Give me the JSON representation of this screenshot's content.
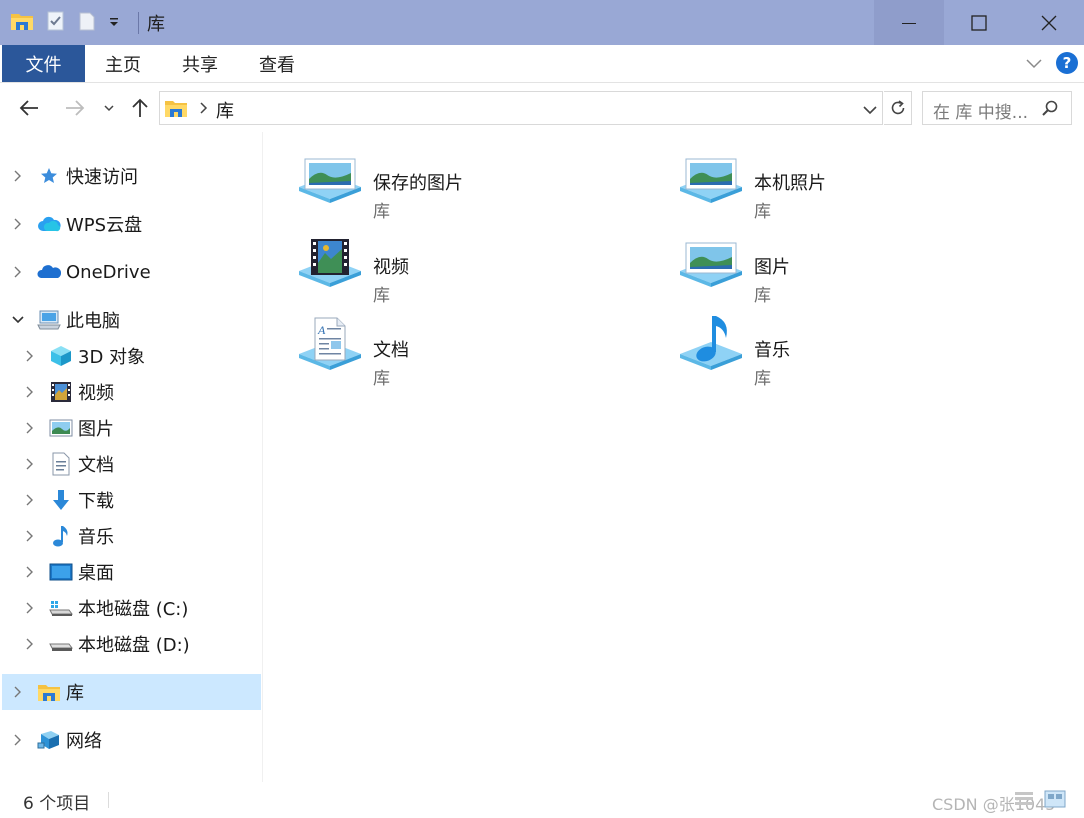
{
  "window": {
    "title": "库",
    "colors": {
      "titlebar": "#99a8d5",
      "file_tab": "#2b579a",
      "selected": "#cce8ff",
      "accent": "#1a6fd4"
    }
  },
  "quick_access_toolbar": {
    "icons": [
      "folder-icon",
      "properties-icon",
      "new-folder-icon",
      "customize-dropdown-icon"
    ]
  },
  "window_controls": {
    "icons": [
      "minimize-icon",
      "maximize-icon",
      "close-icon"
    ]
  },
  "ribbon": {
    "tabs": [
      {
        "label": "文件"
      },
      {
        "label": "主页"
      },
      {
        "label": "共享"
      },
      {
        "label": "查看"
      }
    ],
    "help_label": "?"
  },
  "address_bar": {
    "path": "库",
    "search_placeholder": "在 库 中搜..."
  },
  "sidebar": {
    "items": [
      {
        "label": "快速访问",
        "icon": "star-icon"
      },
      {
        "label": "WPS云盘",
        "icon": "cloud-icon"
      },
      {
        "label": "OneDrive",
        "icon": "onedrive-icon"
      },
      {
        "label": "此电脑",
        "icon": "computer-icon",
        "expanded": true
      },
      {
        "label": "3D 对象",
        "icon": "cube-icon"
      },
      {
        "label": "视频",
        "icon": "video-icon"
      },
      {
        "label": "图片",
        "icon": "picture-icon"
      },
      {
        "label": "文档",
        "icon": "document-icon"
      },
      {
        "label": "下载",
        "icon": "download-icon"
      },
      {
        "label": "音乐",
        "icon": "music-icon"
      },
      {
        "label": "桌面",
        "icon": "desktop-icon"
      },
      {
        "label": "本地磁盘 (C:)",
        "icon": "system-drive-icon"
      },
      {
        "label": "本地磁盘 (D:)",
        "icon": "drive-icon"
      },
      {
        "label": "库",
        "icon": "library-icon",
        "selected": true
      },
      {
        "label": "网络",
        "icon": "network-icon"
      }
    ]
  },
  "libraries": [
    {
      "name": "保存的图片",
      "sub": "库",
      "icon": "picture-library-icon"
    },
    {
      "name": "本机照片",
      "sub": "库",
      "icon": "picture-library-icon"
    },
    {
      "name": "视频",
      "sub": "库",
      "icon": "video-library-icon"
    },
    {
      "name": "图片",
      "sub": "库",
      "icon": "picture-library-icon"
    },
    {
      "name": "文档",
      "sub": "库",
      "icon": "document-library-icon"
    },
    {
      "name": "音乐",
      "sub": "库",
      "icon": "music-library-icon"
    }
  ],
  "status_bar": {
    "item_count": "6 个项目",
    "watermark": "CSDN @张1045"
  }
}
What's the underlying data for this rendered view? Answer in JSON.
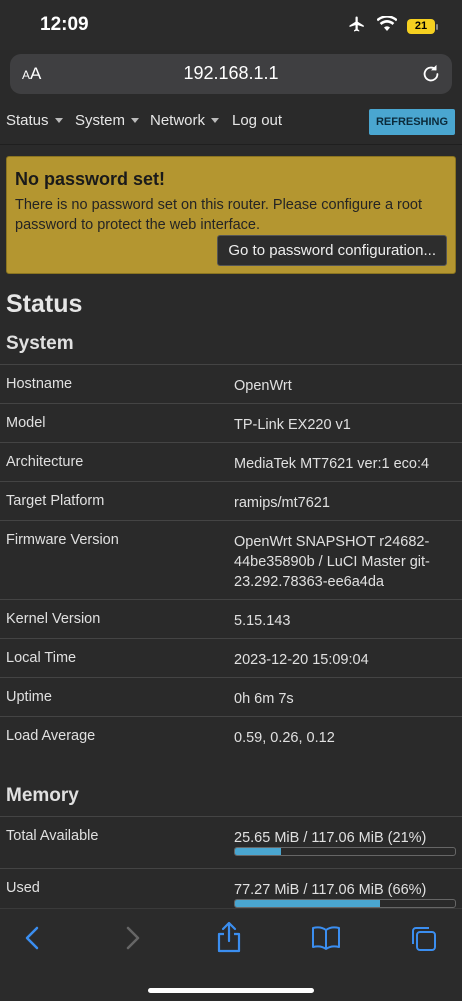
{
  "statusbar": {
    "time": "12:09",
    "battery": "21"
  },
  "browser": {
    "aa_label_small": "A",
    "aa_label_big": "A",
    "url": "192.168.1.1"
  },
  "nav": {
    "items": [
      "Status",
      "System",
      "Network"
    ],
    "logout": "Log out",
    "refresh_badge": "REFRESHING"
  },
  "alert": {
    "title": "No password set!",
    "message": "There is no password set on this router. Please configure a root password to protect the web interface.",
    "button": "Go to password configuration..."
  },
  "page_title": "Status",
  "system": {
    "heading": "System",
    "rows": [
      {
        "label": "Hostname",
        "value": "OpenWrt"
      },
      {
        "label": "Model",
        "value": "TP-Link EX220 v1"
      },
      {
        "label": "Architecture",
        "value": "MediaTek MT7621 ver:1 eco:4"
      },
      {
        "label": "Target Platform",
        "value": "ramips/mt7621"
      },
      {
        "label": "Firmware Version",
        "value": "OpenWrt SNAPSHOT r24682-44be35890b / LuCI Master git-23.292.78363-ee6a4da"
      },
      {
        "label": "Kernel Version",
        "value": "5.15.143"
      },
      {
        "label": "Local Time",
        "value": "2023-12-20 15:09:04"
      },
      {
        "label": "Uptime",
        "value": "0h 6m 7s"
      },
      {
        "label": "Load Average",
        "value": "0.59, 0.26, 0.12"
      }
    ]
  },
  "memory": {
    "heading": "Memory",
    "rows": [
      {
        "label": "Total Available",
        "value": "25.65 MiB / 117.06 MiB (21%)",
        "percent": 21
      },
      {
        "label": "Used",
        "value": "77.27 MiB / 117.06 MiB (66%)",
        "percent": 66
      }
    ]
  },
  "colors": {
    "accent": "#4aa6d0",
    "alert_bg": "#b49630",
    "page_bg": "#2a2a2a"
  }
}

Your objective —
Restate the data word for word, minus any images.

Expected answer —
Give me the JSON representation of this screenshot's content.
{
  "window": {
    "title": "库",
    "colors": {
      "titlebar": "#99a8d5",
      "file_tab": "#2b579a",
      "selected": "#cce8ff",
      "accent": "#1a6fd4"
    }
  },
  "quick_access_toolbar": {
    "icons": [
      "folder-icon",
      "properties-icon",
      "new-folder-icon",
      "customize-dropdown-icon"
    ]
  },
  "window_controls": {
    "icons": [
      "minimize-icon",
      "maximize-icon",
      "close-icon"
    ]
  },
  "ribbon": {
    "tabs": [
      {
        "label": "文件"
      },
      {
        "label": "主页"
      },
      {
        "label": "共享"
      },
      {
        "label": "查看"
      }
    ],
    "help_label": "?"
  },
  "address_bar": {
    "path": "库",
    "search_placeholder": "在 库 中搜..."
  },
  "sidebar": {
    "items": [
      {
        "label": "快速访问",
        "icon": "star-icon"
      },
      {
        "label": "WPS云盘",
        "icon": "cloud-icon"
      },
      {
        "label": "OneDrive",
        "icon": "onedrive-icon"
      },
      {
        "label": "此电脑",
        "icon": "computer-icon",
        "expanded": true
      },
      {
        "label": "3D 对象",
        "icon": "cube-icon"
      },
      {
        "label": "视频",
        "icon": "video-icon"
      },
      {
        "label": "图片",
        "icon": "picture-icon"
      },
      {
        "label": "文档",
        "icon": "document-icon"
      },
      {
        "label": "下载",
        "icon": "download-icon"
      },
      {
        "label": "音乐",
        "icon": "music-icon"
      },
      {
        "label": "桌面",
        "icon": "desktop-icon"
      },
      {
        "label": "本地磁盘 (C:)",
        "icon": "system-drive-icon"
      },
      {
        "label": "本地磁盘 (D:)",
        "icon": "drive-icon"
      },
      {
        "label": "库",
        "icon": "library-icon",
        "selected": true
      },
      {
        "label": "网络",
        "icon": "network-icon"
      }
    ]
  },
  "libraries": [
    {
      "name": "保存的图片",
      "sub": "库",
      "icon": "picture-library-icon"
    },
    {
      "name": "本机照片",
      "sub": "库",
      "icon": "picture-library-icon"
    },
    {
      "name": "视频",
      "sub": "库",
      "icon": "video-library-icon"
    },
    {
      "name": "图片",
      "sub": "库",
      "icon": "picture-library-icon"
    },
    {
      "name": "文档",
      "sub": "库",
      "icon": "document-library-icon"
    },
    {
      "name": "音乐",
      "sub": "库",
      "icon": "music-library-icon"
    }
  ],
  "status_bar": {
    "item_count": "6 个项目",
    "watermark": "CSDN @张1045"
  }
}
What's the underlying data for this rendered view? Answer in JSON.
{
  "statusbar": {
    "time": "12:09",
    "battery": "21"
  },
  "browser": {
    "aa_label_small": "A",
    "aa_label_big": "A",
    "url": "192.168.1.1"
  },
  "nav": {
    "items": [
      "Status",
      "System",
      "Network"
    ],
    "logout": "Log out",
    "refresh_badge": "REFRESHING"
  },
  "alert": {
    "title": "No password set!",
    "message": "There is no password set on this router. Please configure a root password to protect the web interface.",
    "button": "Go to password configuration..."
  },
  "page_title": "Status",
  "system": {
    "heading": "System",
    "rows": [
      {
        "label": "Hostname",
        "value": "OpenWrt"
      },
      {
        "label": "Model",
        "value": "TP-Link EX220 v1"
      },
      {
        "label": "Architecture",
        "value": "MediaTek MT7621 ver:1 eco:4"
      },
      {
        "label": "Target Platform",
        "value": "ramips/mt7621"
      },
      {
        "label": "Firmware Version",
        "value": "OpenWrt SNAPSHOT r24682-44be35890b / LuCI Master git-23.292.78363-ee6a4da"
      },
      {
        "label": "Kernel Version",
        "value": "5.15.143"
      },
      {
        "label": "Local Time",
        "value": "2023-12-20 15:09:04"
      },
      {
        "label": "Uptime",
        "value": "0h 6m 7s"
      },
      {
        "label": "Load Average",
        "value": "0.59, 0.26, 0.12"
      }
    ]
  },
  "memory": {
    "heading": "Memory",
    "rows": [
      {
        "label": "Total Available",
        "value": "25.65 MiB / 117.06 MiB (21%)",
        "percent": 21
      },
      {
        "label": "Used",
        "value": "77.27 MiB / 117.06 MiB (66%)",
        "percent": 66
      }
    ]
  },
  "colors": {
    "accent": "#4aa6d0",
    "alert_bg": "#b49630",
    "page_bg": "#2a2a2a"
  }
}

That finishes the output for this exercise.